Mirror, Mirror on the Wall
If you click on this link and submit a current photograph, you can see what you will look like in the future. It’s called “age progression software” and was developed by forensic experts to help find people who had been missing for years. Another tool you can use to get a peek into the future is to read “Generations: The History of America’s Future” by William Strauss and Neil Howe. While their methodology of dividing populations into generations and then subdividing each generation into four basic types — Civic, Idealists, Adaptive and Reactives — has been controversial, it has also been helpful as a way to understand the generational changes that affect politics, religion, economics, values and most every other segment of our lives.

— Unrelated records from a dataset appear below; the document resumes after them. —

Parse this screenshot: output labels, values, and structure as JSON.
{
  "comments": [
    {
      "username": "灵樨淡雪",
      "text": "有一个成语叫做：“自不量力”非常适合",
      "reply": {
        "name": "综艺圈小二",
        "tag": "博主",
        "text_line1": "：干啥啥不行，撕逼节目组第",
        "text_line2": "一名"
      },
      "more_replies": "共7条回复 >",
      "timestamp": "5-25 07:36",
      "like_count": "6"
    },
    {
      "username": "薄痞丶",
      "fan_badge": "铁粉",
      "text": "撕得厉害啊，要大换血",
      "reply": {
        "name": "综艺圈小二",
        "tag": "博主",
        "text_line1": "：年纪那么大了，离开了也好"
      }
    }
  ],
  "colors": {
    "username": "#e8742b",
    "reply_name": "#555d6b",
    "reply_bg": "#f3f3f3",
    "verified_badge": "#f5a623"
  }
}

For example, when you combine a particular generation — say, Boomer — with the word that describes the generation — Idealist — then you gain a much fuller picture of not only who they are but, even more interesting, what a Boomer might be like when they are older. What Boomers will be like as they age is an issue of personal interest for me as one on the leading edge of Boomers — along with Donald Trump, George W. Bush, Hillary Clinton and the late David Bowie.
Twenty-five years ago when I first read “Generations,” I underlined a number of passages that Strauss and Howe proposed would be the nature of old age for us. Some of what they describe is unsettling:

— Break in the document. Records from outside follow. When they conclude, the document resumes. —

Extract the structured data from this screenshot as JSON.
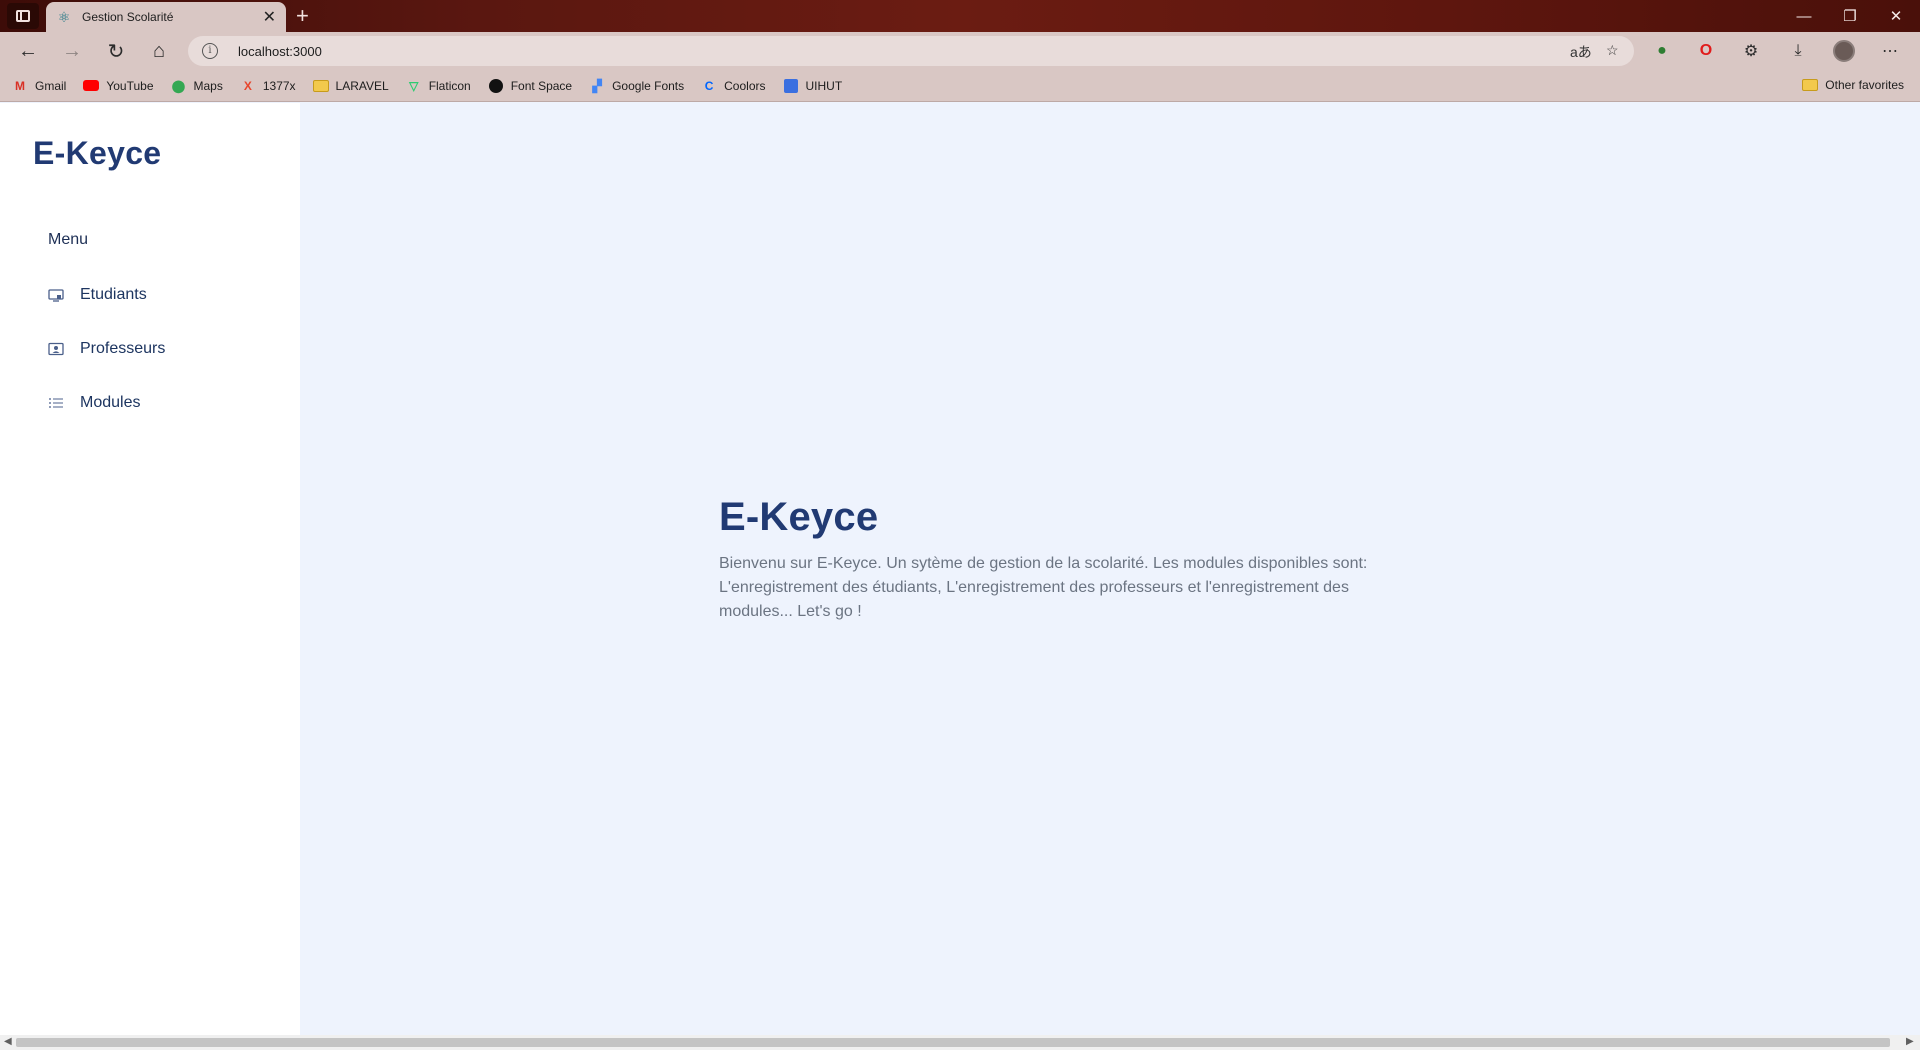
{
  "browser": {
    "tab_title": "Gestion Scolarité",
    "tab_close": "✕",
    "new_tab": "+",
    "url": "localhost:3000",
    "bookmarks": [
      {
        "label": "Gmail",
        "icon": "gmail-icon"
      },
      {
        "label": "YouTube",
        "icon": "youtube-icon"
      },
      {
        "label": "Maps",
        "icon": "maps-icon"
      },
      {
        "label": "1377x",
        "icon": "1377x-icon"
      },
      {
        "label": "LARAVEL",
        "icon": "folder-icon"
      },
      {
        "label": "Flaticon",
        "icon": "flaticon-icon"
      },
      {
        "label": "Font Space",
        "icon": "fontspace-icon"
      },
      {
        "label": "Google Fonts",
        "icon": "google-fonts-icon"
      },
      {
        "label": "Coolors",
        "icon": "coolors-icon"
      },
      {
        "label": "UIHUT",
        "icon": "uihut-icon"
      }
    ],
    "other_favorites": "Other favorites"
  },
  "sidebar": {
    "brand": "E-Keyce",
    "menu_label": "Menu",
    "items": [
      {
        "label": "Etudiants",
        "icon": "student-screen-icon"
      },
      {
        "label": "Professeurs",
        "icon": "teacher-id-card-icon"
      },
      {
        "label": "Modules",
        "icon": "list-icon"
      }
    ]
  },
  "main": {
    "title": "E-Keyce",
    "description": "Bienvenu sur E-Keyce. Un sytème de gestion de la scolarité. Les modules disponibles sont: L'enregistrement des étudiants, L'enregistrement des professeurs et l'enregistrement des modules... Let's go !"
  },
  "colors": {
    "brand": "#213a73",
    "main_bg": "#eef3fd",
    "sidebar_bg": "#ffffff",
    "body_text": "#6b7482"
  }
}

“Boomers will demand sweeping moral authority…and will retain national leadership until they reach advanced old age and see their values firmly locked in place. Boom leaders will exercise their greatest political influence unusually late in life.”
“Boomers will perceive a crisis of ‘darkness and peril’…and will respond to domestic and international challenges in ways unimaginable today…This generation’s quest for righteousness will extend globally in elderhood. Like other older Idealists, Boomers will not instinctively dislike authoritarian regimes; indeed they will be quite authoritarian themselves. The question they will ask is whether such authority is exercised for good or for evil.”
“Great peril might arise if Boomers find themselves confronting old religious fundamentalists whose inner zeal matches their own…The major question — indeed, the one whose answer may decide whether Boomer leadership will end in triumph or tragedy — will hinge on this generation’s capacity to restrain (or let others restrain) it’s latent ruthlessness. Historically, aging Idealists have been attracted to words like ‘exterminate’ and ‘eradicate,’ words of apocalyptic finality. It is easy to picture…these righteous Old Aquarians as the worst nightmare that could ever happen to the world.”
On the other hand, the authors predicted an alternate and historic opportunity for aging Boomers to be reflective wisdom-figures entrusted with the culture’s deepest values putting them in a position to “guide the nation, and perhaps the world, across several painful thresholds. If Boomers fail at this mission, history suggests that no other American generation will be commensurately empowered for the remainder of the 21st century.” That’s a serious responsibility.
I know not everyone reading this is an aging Boomer, but I would encourage all of us to think about how we want to be remembered. What will have been our contribution? Will we be those willing to put the country and world at risk for an apocalyptic vision of righteousness and the eradication of evil? Will we be the strident generation the authors label as “increasingly pompous, intolerant, uncompromising, snoopy and exacting of others”? Or, hopefully, will we be the mentors and encouragers of the next generation looking to us as elders for perspective and spiritual maturity? Will we hang on to our positions and demands for “sweeping moral authority” or will we instead invest in the dreams and aspirations of the upcoming greatest generation?